7. Matt Cain, RHP, Giants — San Francisco Chronicle baseball writer John Shea wrote a compelling piece on Cain’s future. It appears the Giants will buy the 32-year-old righthander out of his 2018 option for $7.5 million rather than bring him back for $21 million.
Cain mentioned the possibility of retiring so he’d spend his whole career with one franchise. The saved money would allow the Giants to acquire a significant hitter.

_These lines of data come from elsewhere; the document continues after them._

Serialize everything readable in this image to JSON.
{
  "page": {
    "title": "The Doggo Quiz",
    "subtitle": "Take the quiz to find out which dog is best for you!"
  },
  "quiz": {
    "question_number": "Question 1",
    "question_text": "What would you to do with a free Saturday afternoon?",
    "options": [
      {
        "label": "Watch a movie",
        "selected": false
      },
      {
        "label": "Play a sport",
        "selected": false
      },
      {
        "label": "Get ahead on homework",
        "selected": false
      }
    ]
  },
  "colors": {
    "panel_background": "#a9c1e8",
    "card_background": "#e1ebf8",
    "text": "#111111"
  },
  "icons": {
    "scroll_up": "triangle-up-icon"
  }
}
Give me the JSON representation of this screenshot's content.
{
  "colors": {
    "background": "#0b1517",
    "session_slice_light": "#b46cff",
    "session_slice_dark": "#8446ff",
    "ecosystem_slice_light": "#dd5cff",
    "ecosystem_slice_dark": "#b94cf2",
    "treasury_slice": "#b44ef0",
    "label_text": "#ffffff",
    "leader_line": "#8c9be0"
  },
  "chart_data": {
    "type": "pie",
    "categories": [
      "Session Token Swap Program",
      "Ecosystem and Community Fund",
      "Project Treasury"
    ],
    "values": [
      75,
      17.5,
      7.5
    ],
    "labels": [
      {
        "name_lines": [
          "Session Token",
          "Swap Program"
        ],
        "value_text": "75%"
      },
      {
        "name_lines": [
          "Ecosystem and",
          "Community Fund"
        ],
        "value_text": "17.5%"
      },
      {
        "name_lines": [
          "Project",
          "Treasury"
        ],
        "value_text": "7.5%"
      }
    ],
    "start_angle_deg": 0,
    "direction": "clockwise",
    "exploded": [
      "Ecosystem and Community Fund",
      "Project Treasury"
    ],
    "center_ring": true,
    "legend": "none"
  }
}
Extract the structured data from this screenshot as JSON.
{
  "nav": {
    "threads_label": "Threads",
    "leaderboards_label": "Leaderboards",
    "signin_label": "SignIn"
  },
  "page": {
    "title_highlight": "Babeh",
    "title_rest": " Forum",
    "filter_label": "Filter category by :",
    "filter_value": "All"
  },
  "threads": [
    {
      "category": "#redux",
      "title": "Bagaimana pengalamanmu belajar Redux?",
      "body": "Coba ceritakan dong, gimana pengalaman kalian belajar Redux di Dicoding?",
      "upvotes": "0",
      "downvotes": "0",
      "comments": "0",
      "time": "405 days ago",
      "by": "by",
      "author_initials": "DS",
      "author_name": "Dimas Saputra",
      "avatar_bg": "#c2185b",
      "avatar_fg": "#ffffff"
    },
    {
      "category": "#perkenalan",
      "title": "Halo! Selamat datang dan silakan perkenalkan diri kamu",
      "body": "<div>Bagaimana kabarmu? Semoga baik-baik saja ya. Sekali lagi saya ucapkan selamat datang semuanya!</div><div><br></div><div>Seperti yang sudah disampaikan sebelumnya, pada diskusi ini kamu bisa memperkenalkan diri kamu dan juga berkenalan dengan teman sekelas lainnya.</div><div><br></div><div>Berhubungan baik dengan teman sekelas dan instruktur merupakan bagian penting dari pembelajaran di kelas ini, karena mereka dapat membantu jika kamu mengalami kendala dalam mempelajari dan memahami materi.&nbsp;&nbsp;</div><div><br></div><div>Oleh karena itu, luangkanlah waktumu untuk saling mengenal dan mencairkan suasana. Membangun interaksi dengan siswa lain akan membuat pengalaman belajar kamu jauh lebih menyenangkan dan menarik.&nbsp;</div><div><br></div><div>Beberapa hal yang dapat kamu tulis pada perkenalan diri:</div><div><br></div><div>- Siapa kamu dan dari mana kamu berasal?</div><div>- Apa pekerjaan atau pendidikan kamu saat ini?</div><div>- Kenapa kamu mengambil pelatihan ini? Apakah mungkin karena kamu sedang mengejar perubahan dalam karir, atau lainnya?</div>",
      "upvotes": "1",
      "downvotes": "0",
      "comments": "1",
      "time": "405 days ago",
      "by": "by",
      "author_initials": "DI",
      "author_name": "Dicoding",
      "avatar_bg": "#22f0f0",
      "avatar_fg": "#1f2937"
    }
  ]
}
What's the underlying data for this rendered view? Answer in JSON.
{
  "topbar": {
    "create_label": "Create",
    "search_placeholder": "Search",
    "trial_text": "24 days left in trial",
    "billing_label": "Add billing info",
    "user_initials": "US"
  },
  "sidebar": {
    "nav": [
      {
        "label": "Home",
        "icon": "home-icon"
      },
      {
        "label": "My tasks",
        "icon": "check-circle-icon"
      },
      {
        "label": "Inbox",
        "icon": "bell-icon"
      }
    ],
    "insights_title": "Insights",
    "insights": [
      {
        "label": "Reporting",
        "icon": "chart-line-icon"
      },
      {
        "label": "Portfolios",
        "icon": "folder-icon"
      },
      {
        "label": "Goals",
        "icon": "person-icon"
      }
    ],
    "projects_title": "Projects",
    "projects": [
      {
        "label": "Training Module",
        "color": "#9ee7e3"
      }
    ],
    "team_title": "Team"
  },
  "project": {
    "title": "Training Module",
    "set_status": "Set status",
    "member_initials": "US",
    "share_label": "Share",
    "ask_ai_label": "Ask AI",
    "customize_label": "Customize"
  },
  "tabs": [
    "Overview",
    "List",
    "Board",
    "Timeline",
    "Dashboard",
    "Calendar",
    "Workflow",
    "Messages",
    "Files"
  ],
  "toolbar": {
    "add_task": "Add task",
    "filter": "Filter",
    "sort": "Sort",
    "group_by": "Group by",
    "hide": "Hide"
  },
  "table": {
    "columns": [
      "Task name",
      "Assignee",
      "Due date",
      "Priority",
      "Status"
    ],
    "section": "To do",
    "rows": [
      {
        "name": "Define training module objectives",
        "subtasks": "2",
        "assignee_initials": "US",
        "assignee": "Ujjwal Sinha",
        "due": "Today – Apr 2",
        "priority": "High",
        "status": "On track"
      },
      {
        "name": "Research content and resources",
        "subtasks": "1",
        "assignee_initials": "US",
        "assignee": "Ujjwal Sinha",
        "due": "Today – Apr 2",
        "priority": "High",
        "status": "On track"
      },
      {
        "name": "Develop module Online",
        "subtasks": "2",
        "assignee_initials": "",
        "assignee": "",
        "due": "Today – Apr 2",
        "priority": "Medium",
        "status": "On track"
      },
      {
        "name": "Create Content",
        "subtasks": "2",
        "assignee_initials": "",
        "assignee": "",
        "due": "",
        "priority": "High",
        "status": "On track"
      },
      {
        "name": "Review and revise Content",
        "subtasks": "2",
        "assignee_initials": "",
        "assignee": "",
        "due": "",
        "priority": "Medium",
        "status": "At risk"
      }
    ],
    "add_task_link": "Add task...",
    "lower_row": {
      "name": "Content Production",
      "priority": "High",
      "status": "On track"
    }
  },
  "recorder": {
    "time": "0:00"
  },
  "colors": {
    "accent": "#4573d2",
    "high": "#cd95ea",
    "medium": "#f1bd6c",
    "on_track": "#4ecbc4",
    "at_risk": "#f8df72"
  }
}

8. Manny Machado, 3B, Orioles — Dan Duquette said the Orioles will likely try to reopen contract talks with Machado, who can become a free agent after the 2018 season. Duquette said the team has tried at least twice to get a long-term deal done. Duquette wouldn’t say what he would do if this next attempt fails, but it may be that the Orioles will have no choice but to shop him around.
9. Joe Mauer, 1B, Twins — One more year at $23 million remains on that eight-year, $184 million deal. Mauer has actually had a good year — .306 average and .810 OPS entering Friday, though with only six homers and 56 RBIs. He earned his deal as a catcher, but his power numbers don’t fit as a first baseman. He was concussed in 2013 and his production fell way off from 2014-16. Prior to that, he won an MVP, three batting titles, and three Gold Gloves and made six All-Star appearances. Those who follow the Twins believe Mauer, 34, should be in the hunt for his first Gold Glove at first base.
From the Bill Chuck files — “From 2015–2017: Khris Davis has 108 HRs and Chris Davis has 108 HRs.” . . . Also, “Obviously backwards — The Danvers (Mass.) High School Football Falcons have a new football coach: Ryan Nolan.” . . . Happy birthday, Nick Green (39).
Who are these guys?
The Minnesota Twins have a chance this season to become the first team to make the playoffs a year after losing 100 or more games. The extra wild card is helping their cause, but by any measure it’s quite a turnaround to go from winning 59 games to being on pace to win 85, a 26-win improvement. It’s not the biggest turnaround, however, since baseball went to the playoff format in 1969. Here are the five biggest bounce-back seasons since ’69: